__Assigned task__
Below are some records; output all of them exactly.

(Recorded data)
◇ ◇ ◇
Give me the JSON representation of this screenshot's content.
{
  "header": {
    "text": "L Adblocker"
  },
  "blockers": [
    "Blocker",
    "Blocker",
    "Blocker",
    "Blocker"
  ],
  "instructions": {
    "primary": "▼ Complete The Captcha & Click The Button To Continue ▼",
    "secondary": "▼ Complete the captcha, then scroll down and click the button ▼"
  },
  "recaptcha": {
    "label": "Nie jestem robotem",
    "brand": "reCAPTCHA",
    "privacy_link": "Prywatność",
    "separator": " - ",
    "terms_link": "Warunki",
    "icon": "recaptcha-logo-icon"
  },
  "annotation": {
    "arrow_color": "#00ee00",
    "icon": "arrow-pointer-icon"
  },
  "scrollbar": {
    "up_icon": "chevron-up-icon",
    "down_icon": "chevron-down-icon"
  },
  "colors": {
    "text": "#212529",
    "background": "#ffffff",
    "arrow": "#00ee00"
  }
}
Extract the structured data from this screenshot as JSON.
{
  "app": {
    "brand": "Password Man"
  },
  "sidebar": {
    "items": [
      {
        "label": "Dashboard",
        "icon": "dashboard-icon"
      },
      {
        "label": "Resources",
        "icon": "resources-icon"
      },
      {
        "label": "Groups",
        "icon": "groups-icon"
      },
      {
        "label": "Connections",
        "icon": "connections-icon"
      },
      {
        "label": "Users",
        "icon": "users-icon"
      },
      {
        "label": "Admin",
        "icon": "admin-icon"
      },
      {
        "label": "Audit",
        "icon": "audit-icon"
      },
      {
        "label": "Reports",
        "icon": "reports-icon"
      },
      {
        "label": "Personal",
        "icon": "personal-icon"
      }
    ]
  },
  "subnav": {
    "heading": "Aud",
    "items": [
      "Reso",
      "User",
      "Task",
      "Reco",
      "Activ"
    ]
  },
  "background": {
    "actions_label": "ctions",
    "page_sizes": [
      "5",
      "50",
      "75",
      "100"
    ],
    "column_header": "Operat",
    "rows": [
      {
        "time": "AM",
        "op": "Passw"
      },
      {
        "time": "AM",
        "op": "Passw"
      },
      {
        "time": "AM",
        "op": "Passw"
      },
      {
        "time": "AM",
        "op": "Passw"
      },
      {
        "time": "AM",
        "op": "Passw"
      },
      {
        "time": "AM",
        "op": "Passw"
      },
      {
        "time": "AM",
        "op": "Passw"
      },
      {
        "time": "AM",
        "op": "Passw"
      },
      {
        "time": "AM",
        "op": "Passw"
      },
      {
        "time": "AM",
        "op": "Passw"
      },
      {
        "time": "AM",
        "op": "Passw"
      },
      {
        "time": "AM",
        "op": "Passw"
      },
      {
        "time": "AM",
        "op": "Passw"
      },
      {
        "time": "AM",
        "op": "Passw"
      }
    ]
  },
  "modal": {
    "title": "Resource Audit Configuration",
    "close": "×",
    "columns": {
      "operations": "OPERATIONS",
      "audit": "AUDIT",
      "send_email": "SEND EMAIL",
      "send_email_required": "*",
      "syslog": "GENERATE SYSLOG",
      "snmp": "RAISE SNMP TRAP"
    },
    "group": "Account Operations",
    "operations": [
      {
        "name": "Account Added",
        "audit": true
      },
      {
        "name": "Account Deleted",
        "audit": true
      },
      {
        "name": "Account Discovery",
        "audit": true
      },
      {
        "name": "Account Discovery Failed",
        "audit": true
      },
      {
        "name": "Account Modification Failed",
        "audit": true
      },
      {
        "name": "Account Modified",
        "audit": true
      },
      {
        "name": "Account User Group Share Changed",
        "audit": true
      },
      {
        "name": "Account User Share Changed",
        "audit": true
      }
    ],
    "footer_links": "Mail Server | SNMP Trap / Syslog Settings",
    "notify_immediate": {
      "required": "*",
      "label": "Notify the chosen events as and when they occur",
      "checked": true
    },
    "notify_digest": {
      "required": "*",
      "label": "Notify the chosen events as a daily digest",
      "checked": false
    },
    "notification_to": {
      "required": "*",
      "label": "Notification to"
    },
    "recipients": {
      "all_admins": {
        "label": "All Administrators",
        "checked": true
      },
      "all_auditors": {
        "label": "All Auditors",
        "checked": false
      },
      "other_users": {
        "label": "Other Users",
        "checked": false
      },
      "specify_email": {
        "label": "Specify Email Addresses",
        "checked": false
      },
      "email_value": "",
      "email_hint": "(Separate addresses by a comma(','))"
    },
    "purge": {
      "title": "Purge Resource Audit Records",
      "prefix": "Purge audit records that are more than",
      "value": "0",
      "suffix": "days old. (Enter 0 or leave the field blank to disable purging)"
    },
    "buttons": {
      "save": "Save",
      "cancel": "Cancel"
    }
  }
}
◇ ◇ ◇
__Exercise answer__
Give me the JSON representation of this screenshot's content.
{
  "header": {
    "text": "L Adblocker"
  },
  "blockers": [
    "Blocker",
    "Blocker",
    "Blocker",
    "Blocker"
  ],
  "instructions": {
    "primary": "▼ Complete The Captcha & Click The Button To Continue ▼",
    "secondary": "▼ Complete the captcha, then scroll down and click the button ▼"
  },
  "recaptcha": {
    "label": "Nie jestem robotem",
    "brand": "reCAPTCHA",
    "privacy_link": "Prywatność",
    "separator": " - ",
    "terms_link": "Warunki",
    "icon": "recaptcha-logo-icon"
  },
  "annotation": {
    "arrow_color": "#00ee00",
    "icon": "arrow-pointer-icon"
  },
  "scrollbar": {
    "up_icon": "chevron-up-icon",
    "down_icon": "chevron-down-icon"
  },
  "colors": {
    "text": "#212529",
    "background": "#ffffff",
    "arrow": "#00ee00"
  }
}
Extract the structured data from this screenshot as JSON.
{
  "app": {
    "brand": "Password Man"
  },
  "sidebar": {
    "items": [
      {
        "label": "Dashboard",
        "icon": "dashboard-icon"
      },
      {
        "label": "Resources",
        "icon": "resources-icon"
      },
      {
        "label": "Groups",
        "icon": "groups-icon"
      },
      {
        "label": "Connections",
        "icon": "connections-icon"
      },
      {
        "label": "Users",
        "icon": "users-icon"
      },
      {
        "label": "Admin",
        "icon": "admin-icon"
      },
      {
        "label": "Audit",
        "icon": "audit-icon"
      },
      {
        "label": "Reports",
        "icon": "reports-icon"
      },
      {
        "label": "Personal",
        "icon": "personal-icon"
      }
    ]
  },
  "subnav": {
    "heading": "Aud",
    "items": [
      "Reso",
      "User",
      "Task",
      "Reco",
      "Activ"
    ]
  },
  "background": {
    "actions_label": "ctions",
    "page_sizes": [
      "5",
      "50",
      "75",
      "100"
    ],
    "column_header": "Operat",
    "rows": [
      {
        "time": "AM",
        "op": "Passw"
      },
      {
        "time": "AM",
        "op": "Passw"
      },
      {
        "time": "AM",
        "op": "Passw"
      },
      {
        "time": "AM",
        "op": "Passw"
      },
      {
        "time": "AM",
        "op": "Passw"
      },
      {
        "time": "AM",
        "op": "Passw"
      },
      {
        "time": "AM",
        "op": "Passw"
      },
      {
        "time": "AM",
        "op": "Passw"
      },
      {
        "time": "AM",
        "op": "Passw"
      },
      {
        "time": "AM",
        "op": "Passw"
      },
      {
        "time": "AM",
        "op": "Passw"
      },
      {
        "time": "AM",
        "op": "Passw"
      },
      {
        "time": "AM",
        "op": "Passw"
      },
      {
        "time": "AM",
        "op": "Passw"
      }
    ]
  },
  "modal": {
    "title": "Resource Audit Configuration",
    "close": "×",
    "columns": {
      "operations": "OPERATIONS",
      "audit": "AUDIT",
      "send_email": "SEND EMAIL",
      "send_email_required": "*",
      "syslog": "GENERATE SYSLOG",
      "snmp": "RAISE SNMP TRAP"
    },
    "group": "Account Operations",
    "operations": [
      {
        "name": "Account Added",
        "audit": true
      },
      {
        "name": "Account Deleted",
        "audit": true
      },
      {
        "name": "Account Discovery",
        "audit": true
      },
      {
        "name": "Account Discovery Failed",
        "audit": true
      },
      {
        "name": "Account Modification Failed",
        "audit": true
      },
      {
        "name": "Account Modified",
        "audit": true
      },
      {
        "name": "Account User Group Share Changed",
        "audit": true
      },
      {
        "name": "Account User Share Changed",
        "audit": true
      }
    ],
    "footer_links": "Mail Server | SNMP Trap / Syslog Settings",
    "notify_immediate": {
      "required": "*",
      "label": "Notify the chosen events as and when they occur",
      "checked": true
    },
    "notify_digest": {
      "required": "*",
      "label": "Notify the chosen events as a daily digest",
      "checked": false
    },
    "notification_to": {
      "required": "*",
      "label": "Notification to"
    },
    "recipients": {
      "all_admins": {
        "label": "All Administrators",
        "checked": true
      },
      "all_auditors": {
        "label": "All Auditors",
        "checked": false
      },
      "other_users": {
        "label": "Other Users",
        "checked": false
      },
      "specify_email": {
        "label": "Specify Email Addresses",
        "checked": false
      },
      "email_value": "",
      "email_hint": "(Separate addresses by a comma(','))"
    },
    "purge": {
      "title": "Purge Resource Audit Records",
      "prefix": "Purge audit records that are more than",
      "value": "0",
      "suffix": "days old. (Enter 0 or leave the field blank to disable purging)"
    },
    "buttons": {
      "save": "Save",
      "cancel": "Cancel"
    }
  }
}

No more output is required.